Code enforcement, from condemning buildings to investigating poor plumbing, is adopted by communities to preserve the safety, cleanliness and property values of a municipality or other community. But when notices concerning your grass height become more of a nuisance than the grass itself, code enforcement becomes a pain for homeowners. Fighting code enforcement can be difficult and costly, but in the long run may be worth the battle.
Fighting local code enforcement
Pick your battles. Remember that some codes, such as building codes and grass height ordinances, are in place for a reason, and that reason is safety. Fighting a code violation can often be more costly and take more time than cutting the lawn.
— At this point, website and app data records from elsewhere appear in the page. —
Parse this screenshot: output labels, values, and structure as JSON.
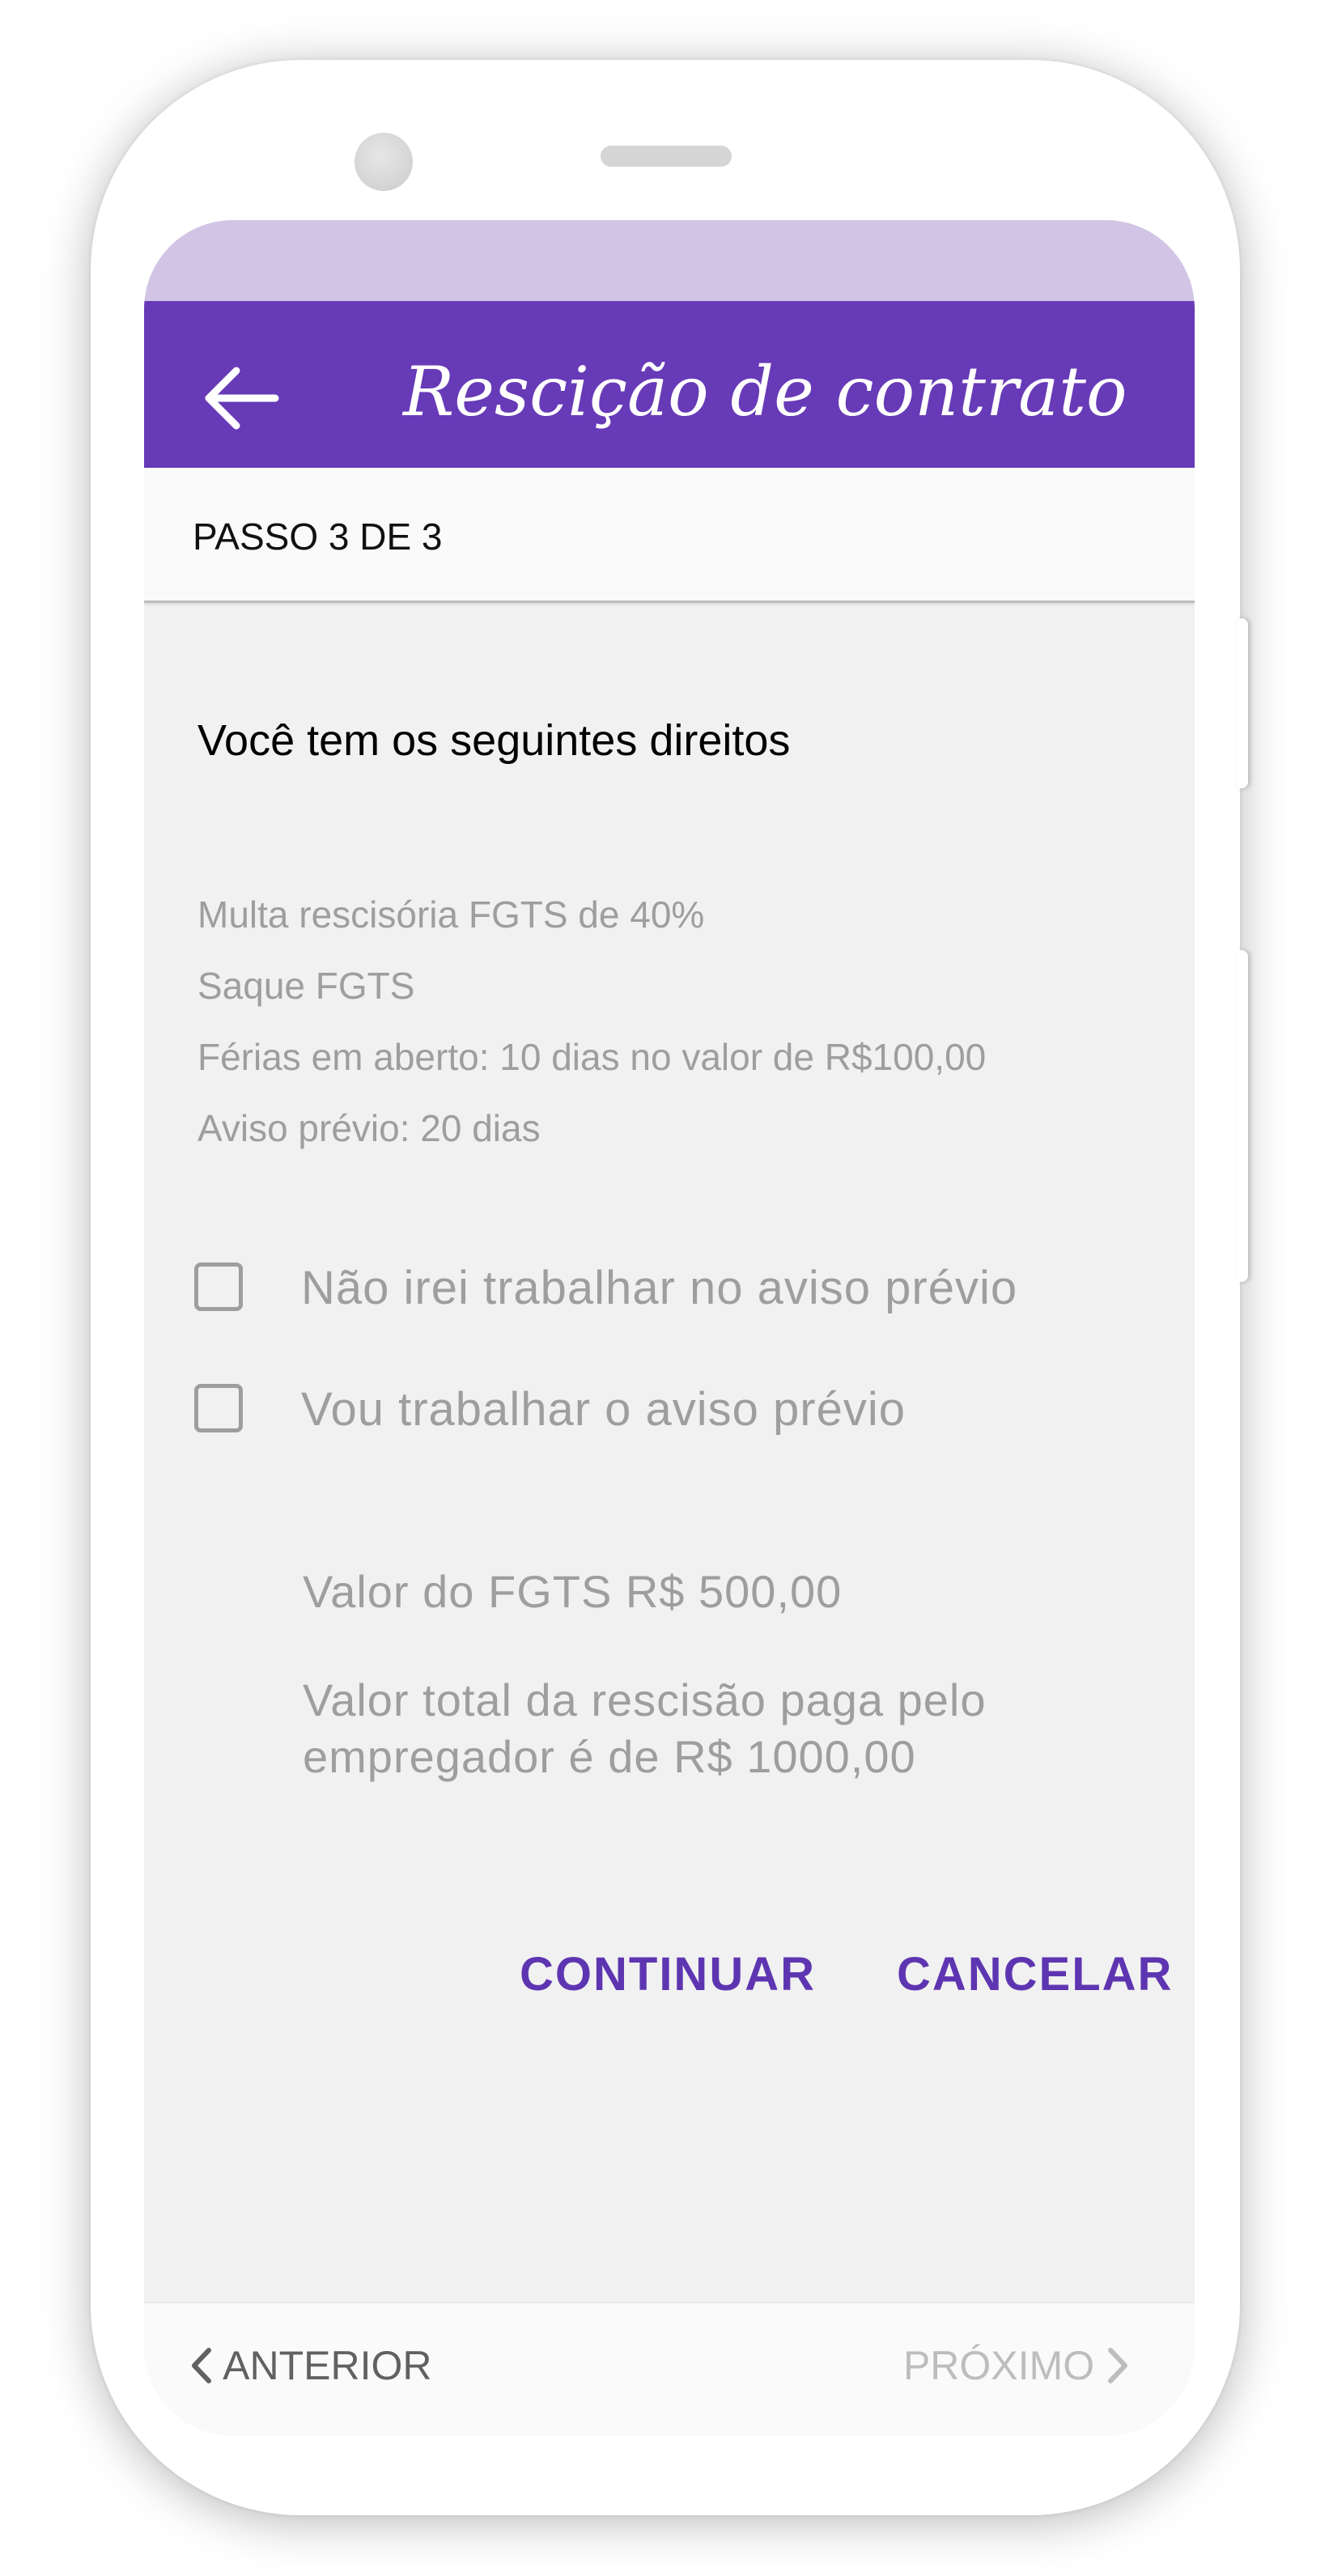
{
  "app_bar": {
    "title": "Rescição de contrato",
    "back_icon": "arrow-left-icon",
    "color": "#673ab7",
    "status_strip_color": "#d1c4e4"
  },
  "step": {
    "label": "PASSO 3 DE 3"
  },
  "rights": {
    "title": "Você tem os seguintes direitos",
    "items": [
      "Multa rescisória FGTS de 40%",
      "Saque FGTS",
      "Férias em aberto: 10 dias no valor de R$100,00",
      "Aviso prévio: 20 dias"
    ]
  },
  "options": [
    {
      "label": "Não irei trabalhar no aviso prévio",
      "checked": false
    },
    {
      "label": "Vou trabalhar o aviso prévio",
      "checked": false
    }
  ],
  "summary": {
    "fgts_value": "Valor do FGTS R$ 500,00",
    "total_value": "Valor total da rescisão paga pelo empregador é de R$ 1000,00"
  },
  "actions": {
    "continue_label": "CONTINUAR",
    "cancel_label": "CANCELAR",
    "accent": "#5e35b1"
  },
  "navigation": {
    "prev_label": "ANTERIOR",
    "next_label": "PRÓXIMO",
    "prev_icon": "chevron-left-icon",
    "next_icon": "chevron-right-icon",
    "next_disabled": true
  }
}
But if you feel you're being harassed for minor aesthetic violations, it's time to take a stand.
Look at the law. This means finding out which agency, usually your city or your homeowners' association, is citing you as well as looking at the law to determine if you are actually in violation.
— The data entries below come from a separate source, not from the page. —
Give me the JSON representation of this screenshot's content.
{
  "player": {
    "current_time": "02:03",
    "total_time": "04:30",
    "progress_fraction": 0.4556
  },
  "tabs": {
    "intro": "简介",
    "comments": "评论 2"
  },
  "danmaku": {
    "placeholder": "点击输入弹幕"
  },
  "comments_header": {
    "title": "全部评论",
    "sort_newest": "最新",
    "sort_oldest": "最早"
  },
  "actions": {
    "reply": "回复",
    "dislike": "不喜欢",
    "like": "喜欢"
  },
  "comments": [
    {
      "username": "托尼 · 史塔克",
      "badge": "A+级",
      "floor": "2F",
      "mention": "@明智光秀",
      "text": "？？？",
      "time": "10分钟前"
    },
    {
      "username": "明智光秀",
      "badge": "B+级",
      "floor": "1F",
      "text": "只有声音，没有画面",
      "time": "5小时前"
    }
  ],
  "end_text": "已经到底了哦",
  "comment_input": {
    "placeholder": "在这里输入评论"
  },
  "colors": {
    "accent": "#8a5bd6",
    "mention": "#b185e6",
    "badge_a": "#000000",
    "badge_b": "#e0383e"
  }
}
If you are not in violation of a law, contact your city or homeowners' association code enforcement office. (Often homeowners' associations contract with a property management company for this purpose.) Contact them multiple ways, once by phone as the problem may be cleared up easily with a conversation, and once by mail or email, so you have proof in writing. Request a second inspection of the violation and schedule it for a time you will be home so you can speak with the inspector.
Request a hearing. If a second inspection hasn't cleared the violation, request a hearing with your city or homeowners' association. There is often a time limit on hearing requests, usually between 10 and 60 days, so check local regulations and request a hearing as soon as possible.
Go to your hearing. Bring evidence of compliance with local codes, including photos and any inspector's notes. The code enforcement board will make a decision; and if they find you still in violation, you will have to comply with the code to their satisfaction and/or pay the associated fine.
If you think you may be in violation of local codes but wish to fight them anyway, you should request and attend the hearing, where a board will likely find you in violation of codes. Your next option will be to sue the homeowners' association or city. Consult a lawyer who specializes in code violations about your case.
If code enforcement authorities are becoming a nuisance, one way to fight the system is to become a part of it. Talk with neighbors and consider running for public office on a platform of relaxing codes or join the homeowners' association's board of directors.
Remember that once fees and expenses are added up, fighting a code enforcement violation can often be much more expensive than simply acting in compliance.